A damming report from Morgan Stanley predicts that the Australian economy this year will grow at its slowest pace since 2009.

Among one of their most pessimistic predictions is the Australian dollar, which they expect to fall to US76.00 cents this year.

Some of their other predictions are listed below,
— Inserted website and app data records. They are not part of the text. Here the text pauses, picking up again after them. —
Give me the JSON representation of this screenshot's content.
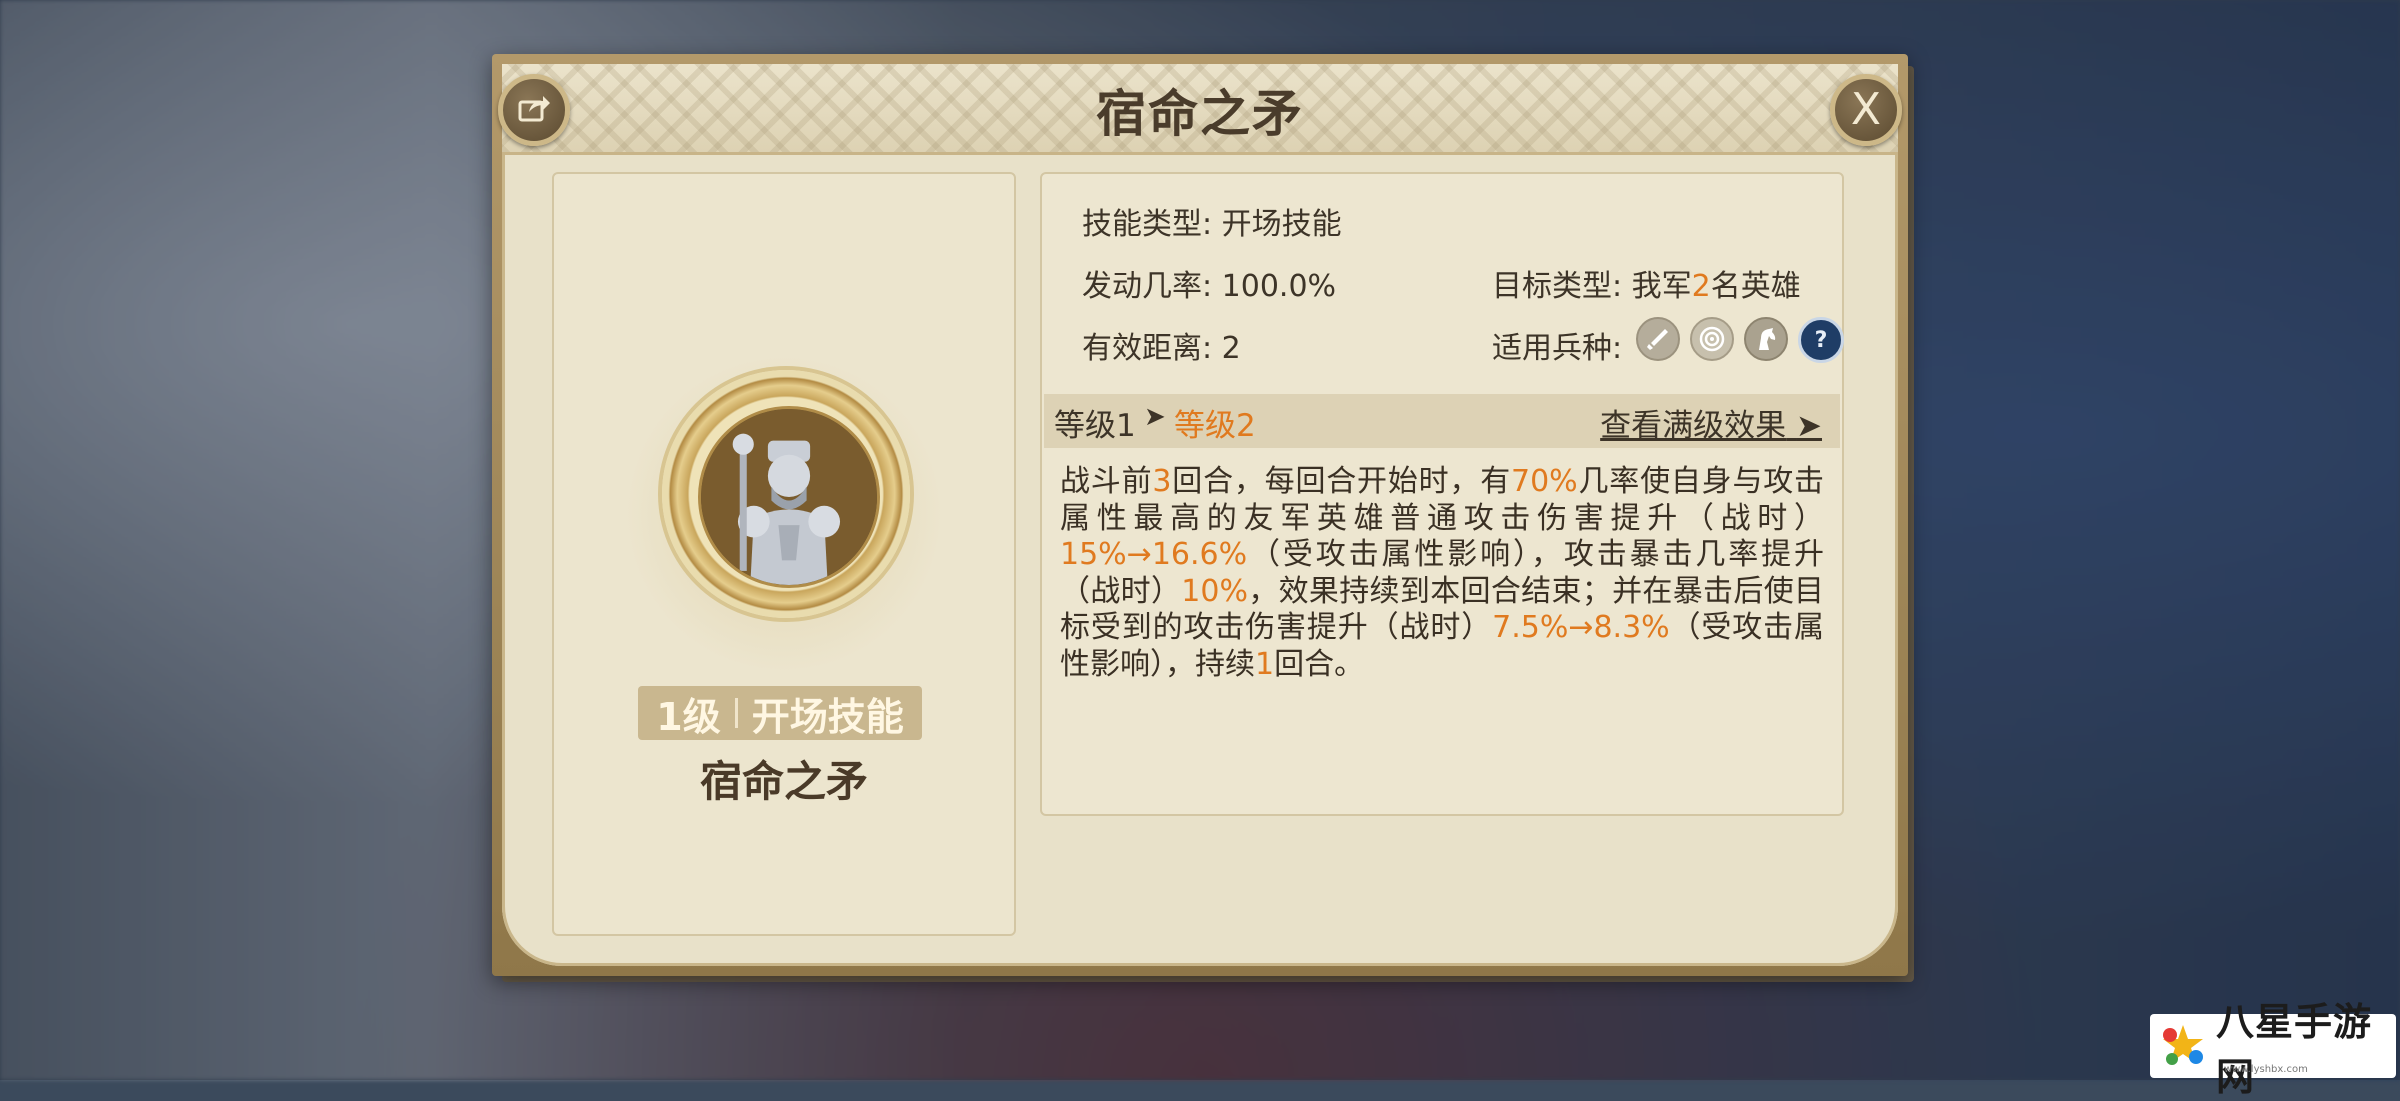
{
  "dialog": {
    "title": "宿命之矛",
    "share_icon": "share-icon",
    "close_label": "X"
  },
  "skill_card": {
    "level_text": "1级",
    "type_text": "开场技能",
    "name": "宿命之矛"
  },
  "info": {
    "skill_type_label": "技能类型:",
    "skill_type_value": "开场技能",
    "trigger_rate_label": "发动几率:",
    "trigger_rate_value": "100.0%",
    "range_label": "有效距离:",
    "range_value": "2",
    "target_label": "目标类型:",
    "target_prefix": "我军",
    "target_count": "2",
    "target_suffix": "名英雄",
    "troops_label": "适用兵种:",
    "troop_icons": [
      "sword-icon",
      "bow-target-icon",
      "horse-icon",
      "question-icon"
    ],
    "question_mark": "?"
  },
  "levels": {
    "from": "等级1",
    "arrow": "➤",
    "to": "等级2",
    "view_full": "查看满级效果",
    "view_full_arrow": "➤"
  },
  "description": {
    "p1": "战斗前",
    "n1": "3",
    "p2": "回合，每回合开始时，有",
    "n2": "70%",
    "p3": "几率使自身与攻击属性最高的友军英雄普通攻击伤害提升（战时）",
    "n3": "15%→16.6%",
    "p4": "（受攻击属性影响），攻击暴击几率提升（战时）",
    "n4": "10%",
    "p5": "，效果持续到本回合结束；并在暴击后使目标受到的攻击伤害提升（战时）",
    "n5": "7.5%→8.3%",
    "p6": "（受攻击属性影响），持续",
    "n6": "1",
    "p7": "回合。"
  },
  "colors": {
    "highlight": "#e07a1f",
    "parchment": "#e8e1c9",
    "frame": "#a58b5c"
  },
  "watermark": {
    "text": "八星手游网",
    "url": "www.lyshbx.com"
  }
}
  • Australia’s unemployment rate – currently 6.3 per cent – will rise to 6.8 per cent, with Victoria and Queensland the hardest hit of the major states;
  • Banks stocks are overvalued and will underperform partly because of more onerous capital requirements for banks after the Murray report.
  • Australian inflation, currently at 2.3 per cent, will dip to 1.8 per cent midyear before rising back up to 2.2 per cent;
  • The official cash rate, currently at 2.5 percent, will stay at that level throughout 2015;
  • The US Federal Reserve will not begin lifting rates until January 2016.
  • Sydney house prices will continue to soar but Melbourne’s will moderate.